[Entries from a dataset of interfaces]

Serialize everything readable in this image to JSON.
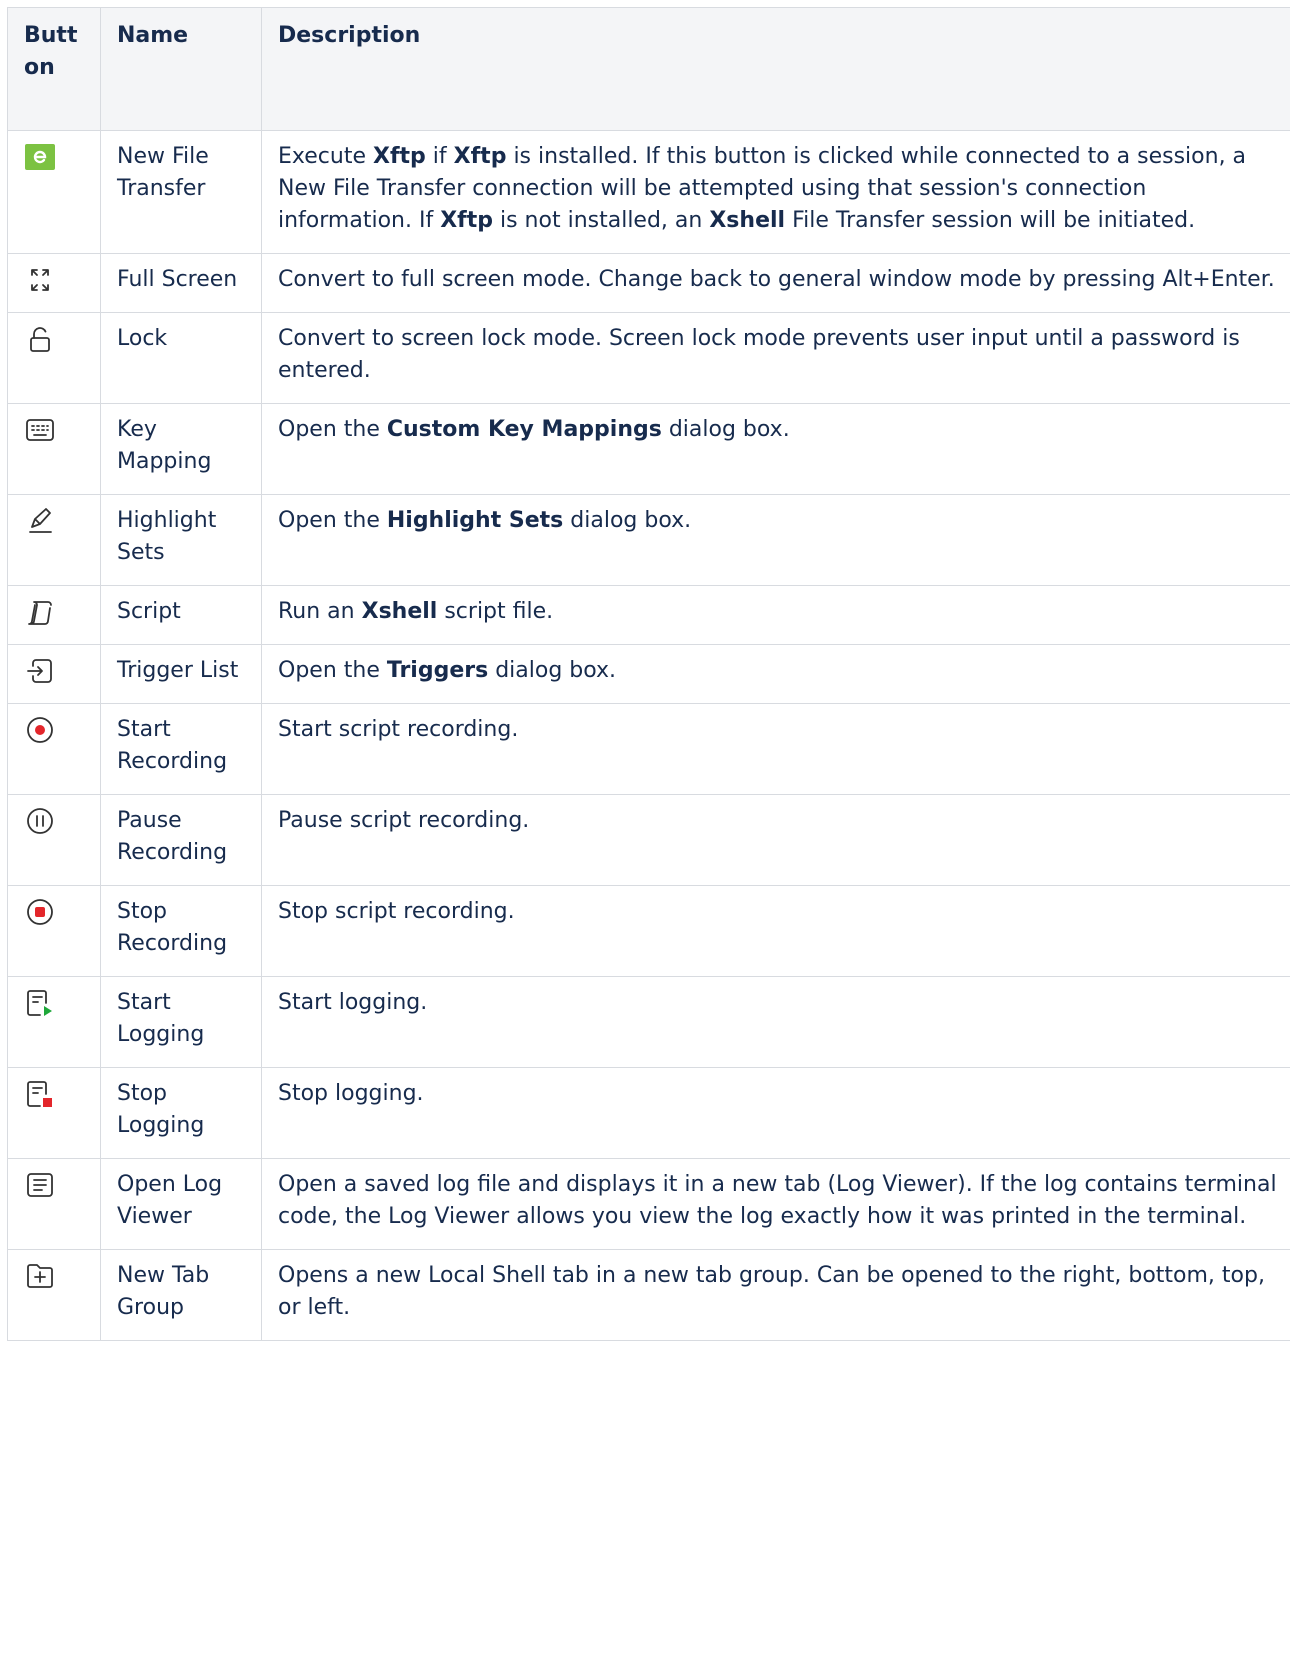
{
  "table": {
    "headers": {
      "button": "Button",
      "name": "Name",
      "description": "Description"
    },
    "rows": [
      {
        "icon": "new-file-transfer-icon",
        "name": "New File Transfer",
        "description": [
          {
            "t": "Execute "
          },
          {
            "t": "Xftp",
            "b": true
          },
          {
            "t": " if "
          },
          {
            "t": "Xftp",
            "b": true
          },
          {
            "t": " is installed. If this button is clicked while connected to a session, a New File Transfer connection will be attempted using that session's connection information. If "
          },
          {
            "t": "Xftp",
            "b": true
          },
          {
            "t": " is not installed, an "
          },
          {
            "t": "Xshell",
            "b": true
          },
          {
            "t": " File Transfer session will be initiated."
          }
        ]
      },
      {
        "icon": "full-screen-icon",
        "name": "Full Screen",
        "description": [
          {
            "t": "Convert to full screen mode. Change back to general window mode by pressing Alt+Enter."
          }
        ]
      },
      {
        "icon": "lock-icon",
        "name": "Lock",
        "description": [
          {
            "t": "Convert to screen lock mode. Screen lock mode prevents user input until a password is entered."
          }
        ]
      },
      {
        "icon": "keyboard-icon",
        "name": "Key Mapping",
        "description": [
          {
            "t": "Open the "
          },
          {
            "t": "Custom Key Mappings",
            "b": true
          },
          {
            "t": " dialog box."
          }
        ]
      },
      {
        "icon": "highlight-pen-icon",
        "name": "Highlight Sets",
        "description": [
          {
            "t": "Open the "
          },
          {
            "t": "Highlight Sets",
            "b": true
          },
          {
            "t": " dialog box."
          }
        ]
      },
      {
        "icon": "script-scroll-icon",
        "name": "Script",
        "description": [
          {
            "t": "Run an "
          },
          {
            "t": "Xshell",
            "b": true
          },
          {
            "t": " script file."
          }
        ]
      },
      {
        "icon": "trigger-list-icon",
        "name": "Trigger List",
        "description": [
          {
            "t": "Open the "
          },
          {
            "t": "Triggers",
            "b": true
          },
          {
            "t": " dialog box."
          }
        ]
      },
      {
        "icon": "start-recording-icon",
        "name": "Start Recording",
        "description": [
          {
            "t": "Start script recording."
          }
        ]
      },
      {
        "icon": "pause-recording-icon",
        "name": "Pause Recording",
        "description": [
          {
            "t": "Pause script recording."
          }
        ]
      },
      {
        "icon": "stop-recording-icon",
        "name": "Stop Recording",
        "description": [
          {
            "t": "Stop script recording."
          }
        ]
      },
      {
        "icon": "start-logging-icon",
        "name": "Start Logging",
        "description": [
          {
            "t": "Start logging."
          }
        ]
      },
      {
        "icon": "stop-logging-icon",
        "name": "Stop Logging",
        "description": [
          {
            "t": "Stop logging."
          }
        ]
      },
      {
        "icon": "open-log-viewer-icon",
        "name": "Open Log Viewer",
        "description": [
          {
            "t": "Open a saved log file and displays it in a new tab (Log Viewer). If the log contains terminal code, the Log Viewer allows you view the log exactly how it was printed in the terminal."
          }
        ]
      },
      {
        "icon": "new-tab-group-icon",
        "name": "New Tab Group",
        "description": [
          {
            "t": "Opens a new Local Shell tab in a new tab group. Can be opened to the right, bottom, top, or left."
          }
        ]
      }
    ]
  },
  "colors": {
    "header_bg": "#f4f5f7",
    "border": "#d8dbe0",
    "text": "#172b4d",
    "xftp_green": "#7cc242",
    "record_red": "#e3262b",
    "play_green": "#1fa83a"
  }
}
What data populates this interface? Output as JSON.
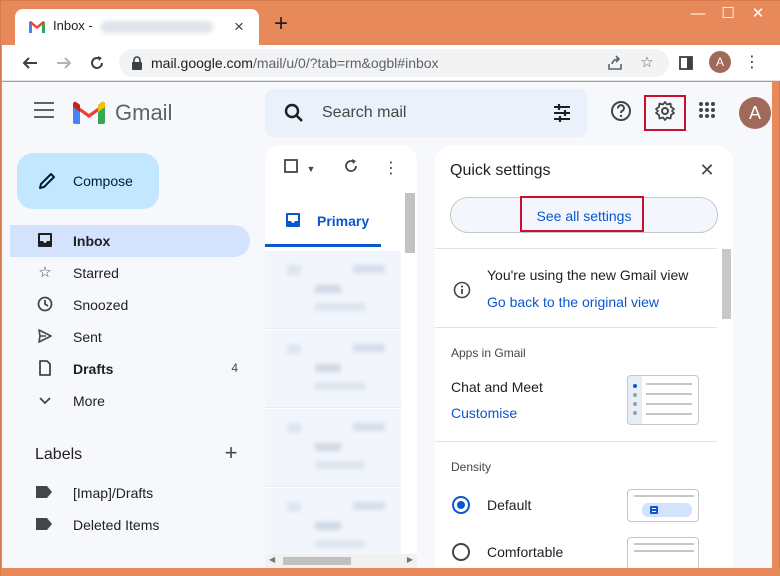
{
  "browser": {
    "tab_title": "Inbox -",
    "tab_close": "×",
    "new_tab": "+",
    "window_controls": [
      "—",
      "☐",
      "✕"
    ],
    "url_host": "mail.google.com",
    "url_path": "/mail/u/0/?tab=rm&ogbl#inbox",
    "profile_initial": "A",
    "menu_icon": "⋮"
  },
  "header": {
    "app_name": "Gmail",
    "search_placeholder": "Search mail",
    "avatar_initial": "A"
  },
  "compose": {
    "label": "Compose"
  },
  "nav": [
    {
      "label": "Inbox",
      "icon": "inbox-icon",
      "active": true,
      "bold": true,
      "count": ""
    },
    {
      "label": "Starred",
      "icon": "star-icon",
      "active": false,
      "bold": false,
      "count": ""
    },
    {
      "label": "Snoozed",
      "icon": "clock-icon",
      "active": false,
      "bold": false,
      "count": ""
    },
    {
      "label": "Sent",
      "icon": "send-icon",
      "active": false,
      "bold": false,
      "count": ""
    },
    {
      "label": "Drafts",
      "icon": "draft-icon",
      "active": false,
      "bold": true,
      "count": "4"
    },
    {
      "label": "More",
      "icon": "chevron-down-icon",
      "active": false,
      "bold": false,
      "count": ""
    }
  ],
  "labels": {
    "title": "Labels",
    "items": [
      "[Imap]/Drafts",
      "Deleted Items"
    ]
  },
  "maillist": {
    "primary_tab": "Primary"
  },
  "quick_settings": {
    "title": "Quick settings",
    "see_all": "See all settings",
    "info_text": "You're using the new Gmail view",
    "info_link": "Go back to the original view",
    "apps_title": "Apps in Gmail",
    "chat_meet": "Chat and Meet",
    "customise": "Customise",
    "density_title": "Density",
    "density_options": [
      "Default",
      "Comfortable"
    ],
    "density_selected": "Default"
  },
  "colors": {
    "accent": "#0b57d0",
    "highlight_box": "#c8102e",
    "window_frame": "#e8895b"
  }
}
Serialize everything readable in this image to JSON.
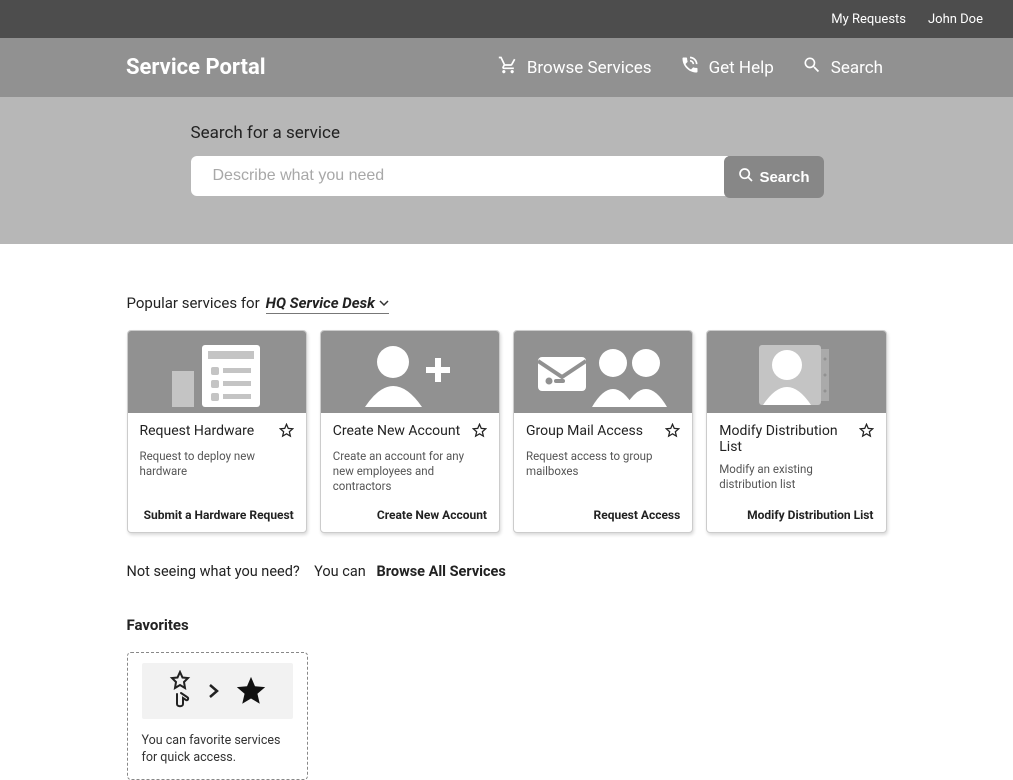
{
  "topbar": {
    "my_requests": "My Requests",
    "user_name": "John Doe"
  },
  "navbar": {
    "title": "Service Portal",
    "browse": "Browse Services",
    "help": "Get Help",
    "search": "Search"
  },
  "hero": {
    "label": "Search for a service",
    "placeholder": "Describe what you need",
    "button": "Search"
  },
  "popular": {
    "prefix": "Popular services for",
    "department": "HQ Service Desk"
  },
  "cards": [
    {
      "title": "Request Hardware",
      "desc": "Request to deploy new hardware",
      "action": "Submit a Hardware Request"
    },
    {
      "title": "Create New Account",
      "desc": "Create an account for any new employees and contractors",
      "action": "Create New Account"
    },
    {
      "title": "Group Mail Access",
      "desc": "Request access to group mailboxes",
      "action": "Request Access"
    },
    {
      "title": "Modify Distribution List",
      "desc": "Modify an existing distribution list",
      "action": "Modify Distribution List"
    }
  ],
  "not_seeing": {
    "q": "Not seeing what you need?",
    "you_can": "You can",
    "browse_all": "Browse All Services"
  },
  "favorites": {
    "title": "Favorites",
    "hint": "You can favorite services for quick access."
  }
}
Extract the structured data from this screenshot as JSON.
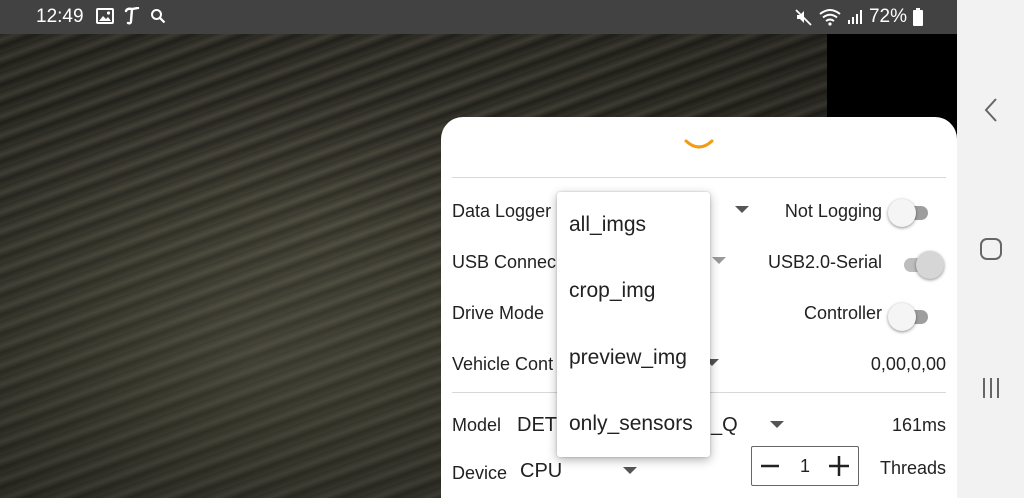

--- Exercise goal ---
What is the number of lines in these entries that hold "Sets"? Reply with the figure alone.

--- Exercise answer ---
2